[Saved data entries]
======

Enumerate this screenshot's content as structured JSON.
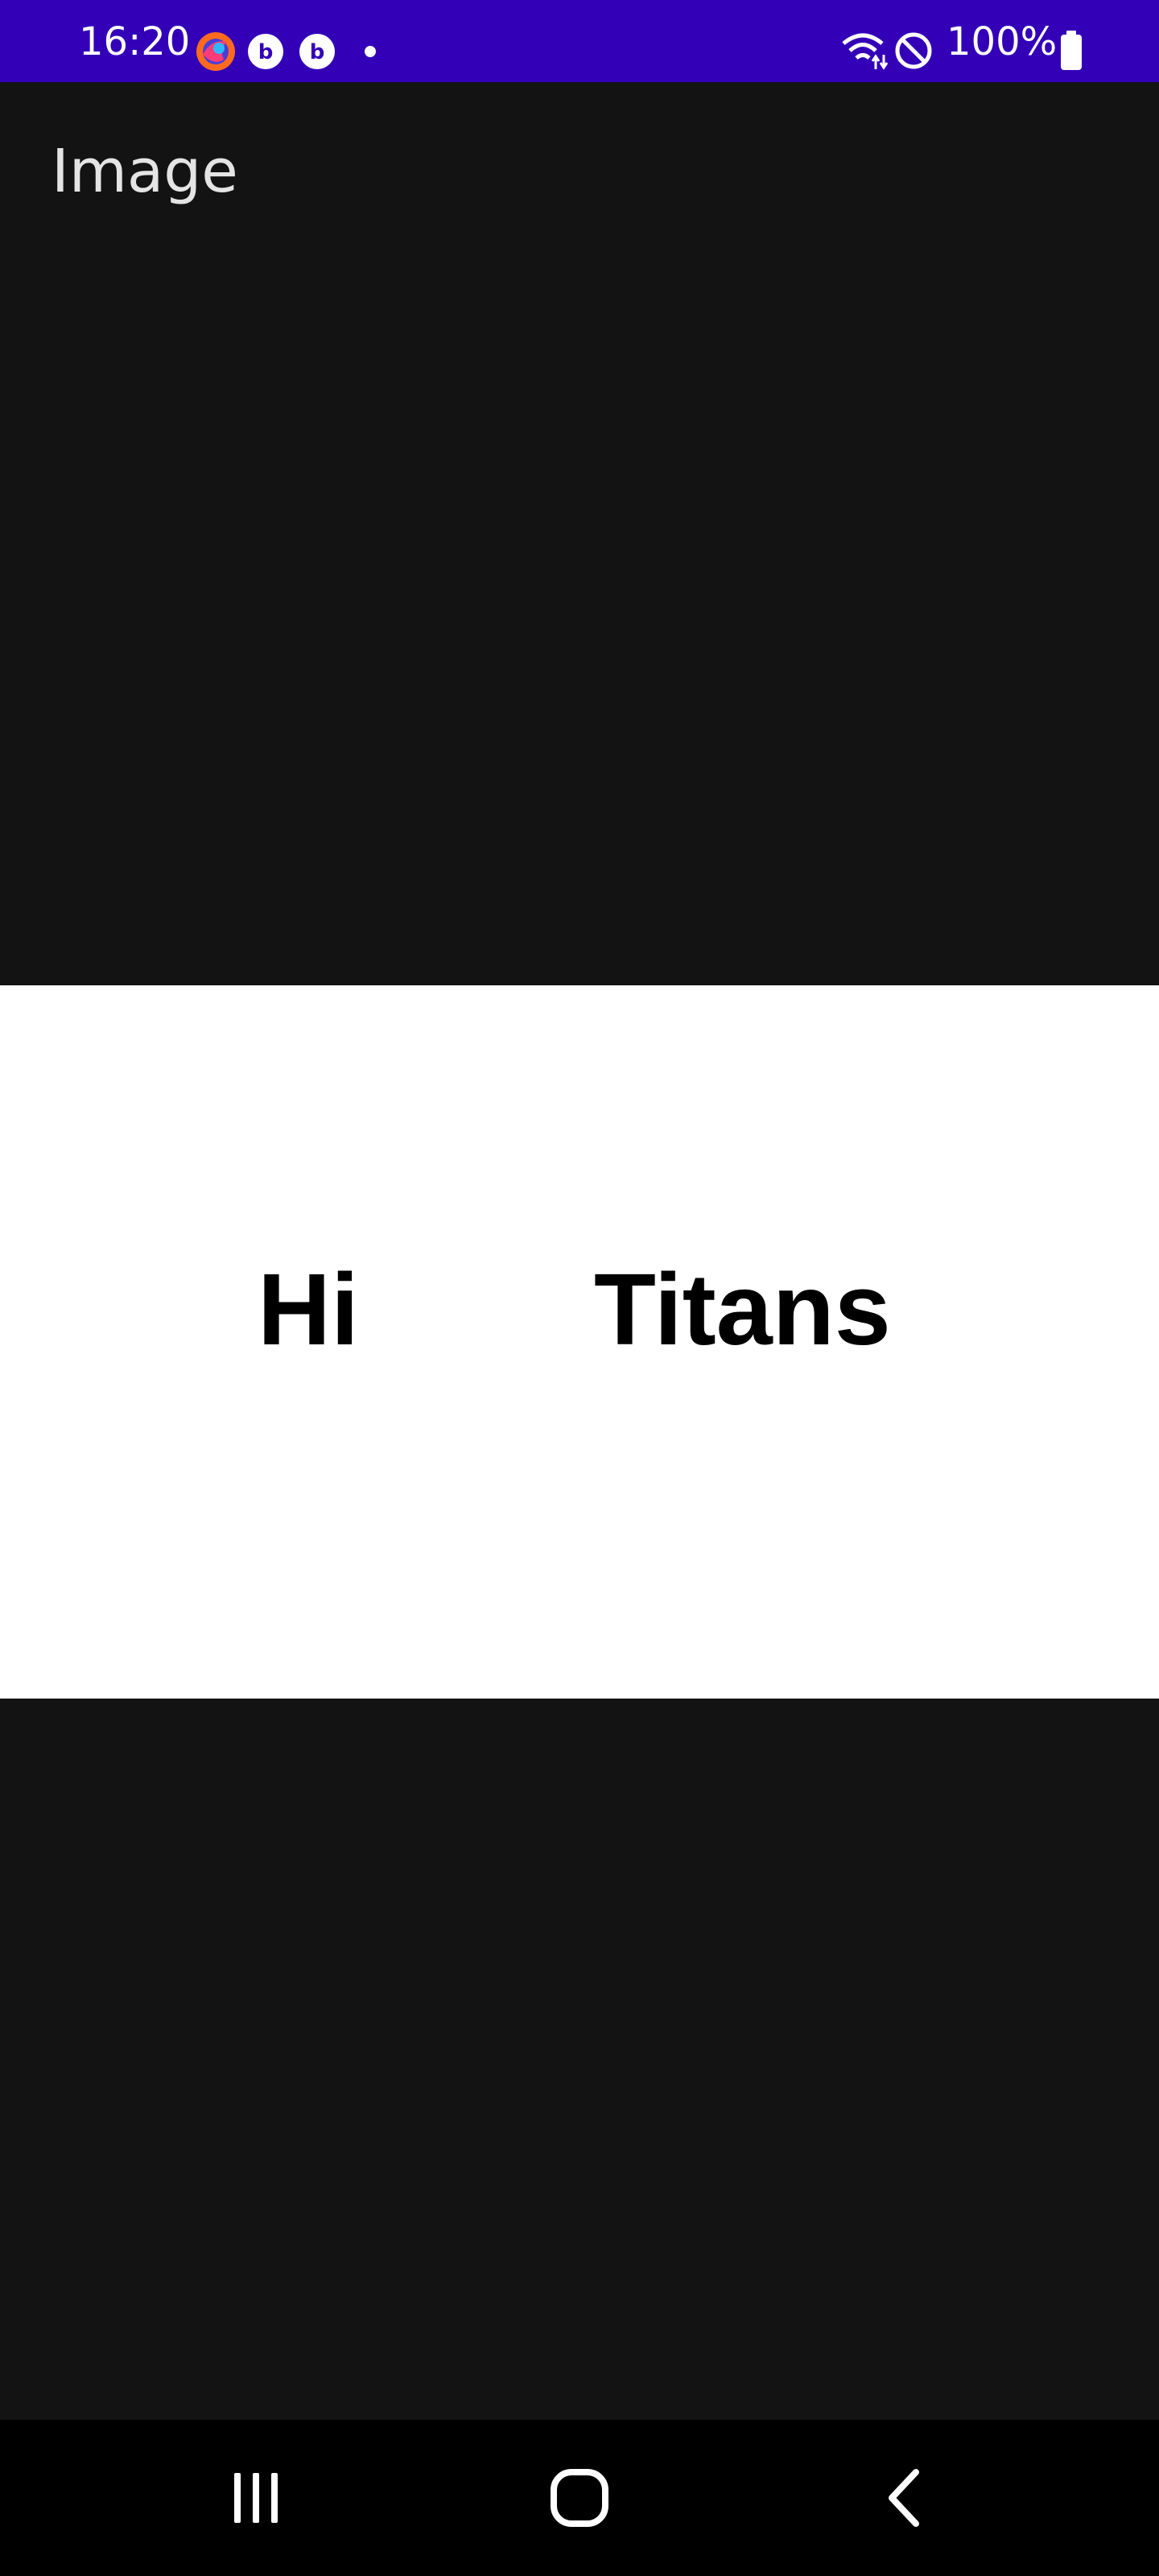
{
  "status_bar": {
    "time": "16:20",
    "battery": "100%",
    "icons": [
      "firefox-icon",
      "b-app-icon",
      "b-app-icon",
      "notification-dot-icon",
      "wifi-icon",
      "do-not-disturb-icon",
      "battery-icon"
    ]
  },
  "toolbar": {
    "title": "Image"
  },
  "image": {
    "words": [
      "Hi",
      "Titans"
    ]
  },
  "nav_bar": {
    "buttons": [
      "recent-apps-icon",
      "home-icon",
      "back-icon"
    ]
  },
  "colors": {
    "status_bar": "#3300b8",
    "background": "#131313",
    "image_background": "#ffffff",
    "nav_bar": "#000000"
  }
}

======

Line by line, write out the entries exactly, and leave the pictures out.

#### [Response to the task]
Enumerate this screenshot's content as structured JSON.
{
  "status_bar": {
    "time": "16:20",
    "battery": "100%",
    "icons": [
      "firefox-icon",
      "b-app-icon",
      "b-app-icon",
      "notification-dot-icon",
      "wifi-icon",
      "do-not-disturb-icon",
      "battery-icon"
    ]
  },
  "toolbar": {
    "title": "Image"
  },
  "image": {
    "words": [
      "Hi",
      "Titans"
    ]
  },
  "nav_bar": {
    "buttons": [
      "recent-apps-icon",
      "home-icon",
      "back-icon"
    ]
  },
  "colors": {
    "status_bar": "#3300b8",
    "background": "#131313",
    "image_background": "#ffffff",
    "nav_bar": "#000000"
  }
}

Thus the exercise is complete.